[Collected data entries]
--------
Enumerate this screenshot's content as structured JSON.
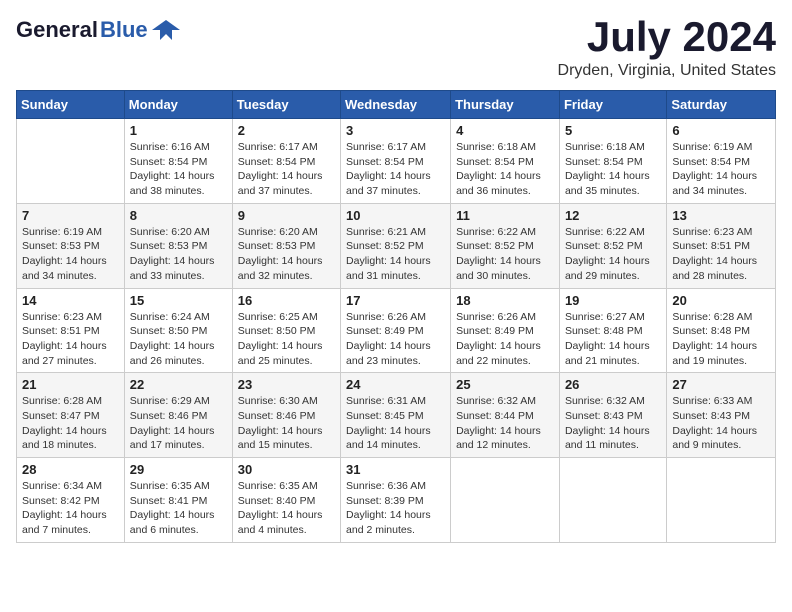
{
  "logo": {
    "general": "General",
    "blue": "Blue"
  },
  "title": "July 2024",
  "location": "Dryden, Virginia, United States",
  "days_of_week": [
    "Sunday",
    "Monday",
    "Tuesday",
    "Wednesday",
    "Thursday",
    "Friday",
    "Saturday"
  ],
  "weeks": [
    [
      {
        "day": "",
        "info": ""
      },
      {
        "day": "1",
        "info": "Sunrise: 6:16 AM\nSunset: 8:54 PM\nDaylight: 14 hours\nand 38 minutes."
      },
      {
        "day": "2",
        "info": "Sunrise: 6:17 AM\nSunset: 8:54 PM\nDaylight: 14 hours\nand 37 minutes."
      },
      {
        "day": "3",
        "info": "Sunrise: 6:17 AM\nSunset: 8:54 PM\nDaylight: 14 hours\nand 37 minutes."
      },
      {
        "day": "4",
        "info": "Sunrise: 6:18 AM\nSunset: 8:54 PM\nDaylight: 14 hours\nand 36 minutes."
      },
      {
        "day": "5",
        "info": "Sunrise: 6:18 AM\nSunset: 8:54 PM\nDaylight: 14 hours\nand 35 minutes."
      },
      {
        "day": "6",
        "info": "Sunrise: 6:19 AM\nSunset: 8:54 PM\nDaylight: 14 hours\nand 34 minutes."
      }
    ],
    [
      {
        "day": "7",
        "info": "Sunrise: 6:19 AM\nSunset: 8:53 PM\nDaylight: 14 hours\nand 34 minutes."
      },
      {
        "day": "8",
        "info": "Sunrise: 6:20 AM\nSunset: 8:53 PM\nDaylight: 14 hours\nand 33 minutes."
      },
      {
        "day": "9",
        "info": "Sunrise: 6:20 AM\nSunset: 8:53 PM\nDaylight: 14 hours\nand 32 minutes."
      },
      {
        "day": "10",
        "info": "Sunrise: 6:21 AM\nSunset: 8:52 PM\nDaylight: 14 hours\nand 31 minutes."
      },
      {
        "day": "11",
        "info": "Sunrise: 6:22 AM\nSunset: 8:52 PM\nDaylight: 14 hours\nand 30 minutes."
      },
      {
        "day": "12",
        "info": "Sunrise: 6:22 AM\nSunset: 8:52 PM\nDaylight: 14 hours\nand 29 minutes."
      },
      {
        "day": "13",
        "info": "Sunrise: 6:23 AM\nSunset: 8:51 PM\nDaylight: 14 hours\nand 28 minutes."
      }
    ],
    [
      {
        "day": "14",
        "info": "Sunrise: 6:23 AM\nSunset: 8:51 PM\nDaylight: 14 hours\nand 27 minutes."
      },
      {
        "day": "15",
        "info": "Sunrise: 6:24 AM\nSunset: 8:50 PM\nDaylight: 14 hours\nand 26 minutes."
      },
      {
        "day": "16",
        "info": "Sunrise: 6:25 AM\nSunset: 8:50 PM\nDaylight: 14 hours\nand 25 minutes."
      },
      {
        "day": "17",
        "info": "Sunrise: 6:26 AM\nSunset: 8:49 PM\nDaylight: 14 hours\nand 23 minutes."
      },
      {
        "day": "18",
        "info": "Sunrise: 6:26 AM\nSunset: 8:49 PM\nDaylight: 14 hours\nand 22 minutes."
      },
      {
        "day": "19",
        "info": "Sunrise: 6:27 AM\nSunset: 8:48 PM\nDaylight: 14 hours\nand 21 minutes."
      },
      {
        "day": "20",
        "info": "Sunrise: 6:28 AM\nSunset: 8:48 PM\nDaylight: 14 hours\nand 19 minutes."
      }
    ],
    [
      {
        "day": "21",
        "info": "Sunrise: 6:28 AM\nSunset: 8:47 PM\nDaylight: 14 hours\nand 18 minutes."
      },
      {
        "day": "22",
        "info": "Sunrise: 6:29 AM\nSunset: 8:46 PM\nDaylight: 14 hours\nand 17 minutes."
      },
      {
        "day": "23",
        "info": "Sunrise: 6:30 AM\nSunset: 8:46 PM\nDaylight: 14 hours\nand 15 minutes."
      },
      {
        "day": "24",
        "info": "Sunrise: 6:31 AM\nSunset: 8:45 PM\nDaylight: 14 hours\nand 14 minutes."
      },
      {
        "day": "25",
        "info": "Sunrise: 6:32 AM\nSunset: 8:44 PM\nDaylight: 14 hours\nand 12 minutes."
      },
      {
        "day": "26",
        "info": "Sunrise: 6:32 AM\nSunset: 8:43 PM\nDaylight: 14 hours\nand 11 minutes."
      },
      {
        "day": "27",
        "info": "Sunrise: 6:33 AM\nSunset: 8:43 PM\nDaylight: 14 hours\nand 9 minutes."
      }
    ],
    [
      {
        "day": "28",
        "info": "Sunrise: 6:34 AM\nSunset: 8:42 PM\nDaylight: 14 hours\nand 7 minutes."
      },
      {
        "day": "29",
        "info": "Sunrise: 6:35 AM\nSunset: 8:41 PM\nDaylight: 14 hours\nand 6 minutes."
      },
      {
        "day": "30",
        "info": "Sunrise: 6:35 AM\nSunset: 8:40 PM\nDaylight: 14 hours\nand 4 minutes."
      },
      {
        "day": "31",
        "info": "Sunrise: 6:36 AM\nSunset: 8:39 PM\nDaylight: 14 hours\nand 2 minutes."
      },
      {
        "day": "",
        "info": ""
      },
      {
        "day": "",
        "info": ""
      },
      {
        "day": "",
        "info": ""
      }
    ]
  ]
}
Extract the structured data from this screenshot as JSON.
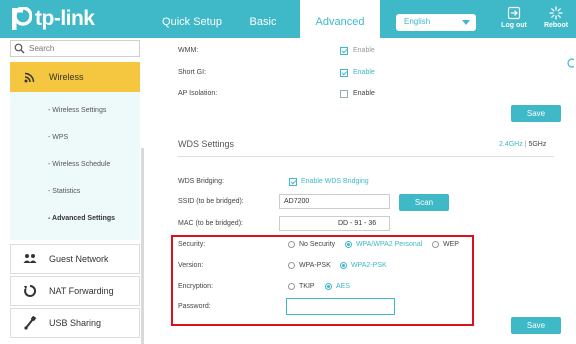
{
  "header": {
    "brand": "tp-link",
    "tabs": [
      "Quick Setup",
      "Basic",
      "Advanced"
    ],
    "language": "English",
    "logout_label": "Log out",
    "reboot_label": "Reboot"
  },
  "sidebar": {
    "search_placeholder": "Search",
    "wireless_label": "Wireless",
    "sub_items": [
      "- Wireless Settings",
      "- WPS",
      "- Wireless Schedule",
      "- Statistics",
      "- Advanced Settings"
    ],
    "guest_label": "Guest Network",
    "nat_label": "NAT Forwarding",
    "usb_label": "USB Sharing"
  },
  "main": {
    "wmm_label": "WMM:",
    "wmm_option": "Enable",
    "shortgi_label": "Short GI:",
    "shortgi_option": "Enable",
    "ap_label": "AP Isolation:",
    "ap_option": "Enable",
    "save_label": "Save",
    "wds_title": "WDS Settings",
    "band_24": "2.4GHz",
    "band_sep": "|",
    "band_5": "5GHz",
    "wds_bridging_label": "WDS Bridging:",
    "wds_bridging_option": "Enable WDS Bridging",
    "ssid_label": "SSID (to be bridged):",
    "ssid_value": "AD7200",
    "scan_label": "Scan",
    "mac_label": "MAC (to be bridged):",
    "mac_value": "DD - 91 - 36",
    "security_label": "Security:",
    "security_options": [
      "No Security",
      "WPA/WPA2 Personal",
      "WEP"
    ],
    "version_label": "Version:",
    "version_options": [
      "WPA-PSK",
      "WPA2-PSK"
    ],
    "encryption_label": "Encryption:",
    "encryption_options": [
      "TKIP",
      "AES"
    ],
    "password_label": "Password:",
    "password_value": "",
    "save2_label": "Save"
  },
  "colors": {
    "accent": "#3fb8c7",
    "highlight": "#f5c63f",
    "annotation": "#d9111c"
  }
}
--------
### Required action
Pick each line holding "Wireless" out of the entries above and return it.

### Response to this exercise
    "wireless_label": "Wireless",
      "- Wireless Settings",
      "- Wireless Schedule",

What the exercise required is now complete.